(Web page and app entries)
▼
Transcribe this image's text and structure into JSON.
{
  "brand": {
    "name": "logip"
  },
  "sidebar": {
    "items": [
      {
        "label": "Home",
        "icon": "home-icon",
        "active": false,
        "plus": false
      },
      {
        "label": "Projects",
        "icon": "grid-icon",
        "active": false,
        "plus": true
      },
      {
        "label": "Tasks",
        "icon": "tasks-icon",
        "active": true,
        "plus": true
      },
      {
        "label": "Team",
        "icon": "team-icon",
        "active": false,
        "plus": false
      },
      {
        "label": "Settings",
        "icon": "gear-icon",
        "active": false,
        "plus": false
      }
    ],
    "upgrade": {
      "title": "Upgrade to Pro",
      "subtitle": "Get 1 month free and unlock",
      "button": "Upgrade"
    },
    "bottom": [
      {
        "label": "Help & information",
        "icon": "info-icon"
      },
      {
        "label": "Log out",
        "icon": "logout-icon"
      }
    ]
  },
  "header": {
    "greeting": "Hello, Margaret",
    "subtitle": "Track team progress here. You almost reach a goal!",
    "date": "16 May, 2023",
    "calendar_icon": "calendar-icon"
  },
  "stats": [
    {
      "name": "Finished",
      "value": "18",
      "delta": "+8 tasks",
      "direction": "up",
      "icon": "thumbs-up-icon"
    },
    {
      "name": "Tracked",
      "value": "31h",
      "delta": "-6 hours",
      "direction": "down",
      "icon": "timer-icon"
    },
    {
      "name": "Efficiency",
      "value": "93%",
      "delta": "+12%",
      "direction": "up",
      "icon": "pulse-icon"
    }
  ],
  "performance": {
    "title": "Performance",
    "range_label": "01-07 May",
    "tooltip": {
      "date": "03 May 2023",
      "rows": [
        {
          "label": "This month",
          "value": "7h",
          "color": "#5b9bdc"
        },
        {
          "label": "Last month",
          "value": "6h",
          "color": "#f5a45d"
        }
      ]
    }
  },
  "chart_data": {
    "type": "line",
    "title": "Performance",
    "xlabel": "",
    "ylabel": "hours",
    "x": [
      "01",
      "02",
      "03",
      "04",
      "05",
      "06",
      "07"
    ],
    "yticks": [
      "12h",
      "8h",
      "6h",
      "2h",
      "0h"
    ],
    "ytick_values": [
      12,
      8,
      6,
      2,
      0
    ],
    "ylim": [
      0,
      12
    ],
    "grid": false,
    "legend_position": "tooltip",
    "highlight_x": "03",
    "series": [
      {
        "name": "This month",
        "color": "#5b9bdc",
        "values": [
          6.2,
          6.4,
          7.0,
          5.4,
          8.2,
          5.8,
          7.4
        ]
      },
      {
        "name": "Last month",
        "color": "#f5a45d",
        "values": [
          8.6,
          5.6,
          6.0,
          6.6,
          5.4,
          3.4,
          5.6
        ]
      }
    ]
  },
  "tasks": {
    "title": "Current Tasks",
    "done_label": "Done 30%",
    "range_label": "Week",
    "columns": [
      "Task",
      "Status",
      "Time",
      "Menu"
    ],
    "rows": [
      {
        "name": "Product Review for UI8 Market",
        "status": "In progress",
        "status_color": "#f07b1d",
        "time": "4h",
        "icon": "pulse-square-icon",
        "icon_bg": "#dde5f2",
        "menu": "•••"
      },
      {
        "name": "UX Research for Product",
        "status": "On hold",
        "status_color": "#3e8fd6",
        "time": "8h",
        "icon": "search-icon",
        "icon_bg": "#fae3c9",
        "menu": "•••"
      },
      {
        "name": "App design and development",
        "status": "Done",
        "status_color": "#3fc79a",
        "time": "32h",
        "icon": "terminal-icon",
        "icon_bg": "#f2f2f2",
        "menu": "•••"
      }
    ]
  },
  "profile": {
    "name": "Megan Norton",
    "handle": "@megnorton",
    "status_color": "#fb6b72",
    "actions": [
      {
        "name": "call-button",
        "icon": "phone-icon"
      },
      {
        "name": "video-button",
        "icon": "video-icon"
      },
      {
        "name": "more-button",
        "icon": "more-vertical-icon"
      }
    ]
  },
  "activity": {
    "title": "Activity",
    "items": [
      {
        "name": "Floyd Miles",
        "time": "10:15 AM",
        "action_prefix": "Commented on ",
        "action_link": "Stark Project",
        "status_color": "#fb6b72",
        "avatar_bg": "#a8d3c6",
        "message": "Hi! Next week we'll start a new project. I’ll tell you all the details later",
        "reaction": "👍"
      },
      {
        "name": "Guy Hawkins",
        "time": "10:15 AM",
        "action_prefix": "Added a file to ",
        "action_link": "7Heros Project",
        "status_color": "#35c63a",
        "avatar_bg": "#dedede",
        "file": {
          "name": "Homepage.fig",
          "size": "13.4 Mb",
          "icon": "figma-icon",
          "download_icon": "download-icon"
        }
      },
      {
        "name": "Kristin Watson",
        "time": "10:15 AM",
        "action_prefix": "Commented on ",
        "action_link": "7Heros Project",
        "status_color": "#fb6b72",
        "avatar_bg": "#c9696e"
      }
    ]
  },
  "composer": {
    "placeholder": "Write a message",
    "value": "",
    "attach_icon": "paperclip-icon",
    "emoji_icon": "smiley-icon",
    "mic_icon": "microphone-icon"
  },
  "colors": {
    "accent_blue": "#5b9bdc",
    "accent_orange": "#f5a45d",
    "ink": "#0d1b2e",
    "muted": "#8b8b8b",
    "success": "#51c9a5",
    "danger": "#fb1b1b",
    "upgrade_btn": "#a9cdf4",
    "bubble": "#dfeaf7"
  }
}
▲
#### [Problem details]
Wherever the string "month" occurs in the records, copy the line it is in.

#### [Expected answer]
      "subtitle": "Get 1 month free and unlock",
          "label": "This month",
          "label": "Last month",
        "name": "This month",
        "name": "Last month",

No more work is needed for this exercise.